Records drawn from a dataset
== == ==

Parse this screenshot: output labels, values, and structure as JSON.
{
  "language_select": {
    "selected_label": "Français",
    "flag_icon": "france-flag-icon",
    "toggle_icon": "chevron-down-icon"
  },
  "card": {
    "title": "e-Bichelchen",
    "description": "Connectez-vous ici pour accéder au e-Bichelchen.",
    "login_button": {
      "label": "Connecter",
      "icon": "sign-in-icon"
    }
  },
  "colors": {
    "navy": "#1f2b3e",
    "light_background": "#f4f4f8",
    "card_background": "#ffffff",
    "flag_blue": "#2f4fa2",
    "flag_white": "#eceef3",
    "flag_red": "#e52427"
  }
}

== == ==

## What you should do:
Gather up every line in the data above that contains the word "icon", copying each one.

## Answer space:
    "flag_icon": "france-flag-icon",
    "toggle_icon": "chevron-down-icon"
      "icon": "sign-in-icon"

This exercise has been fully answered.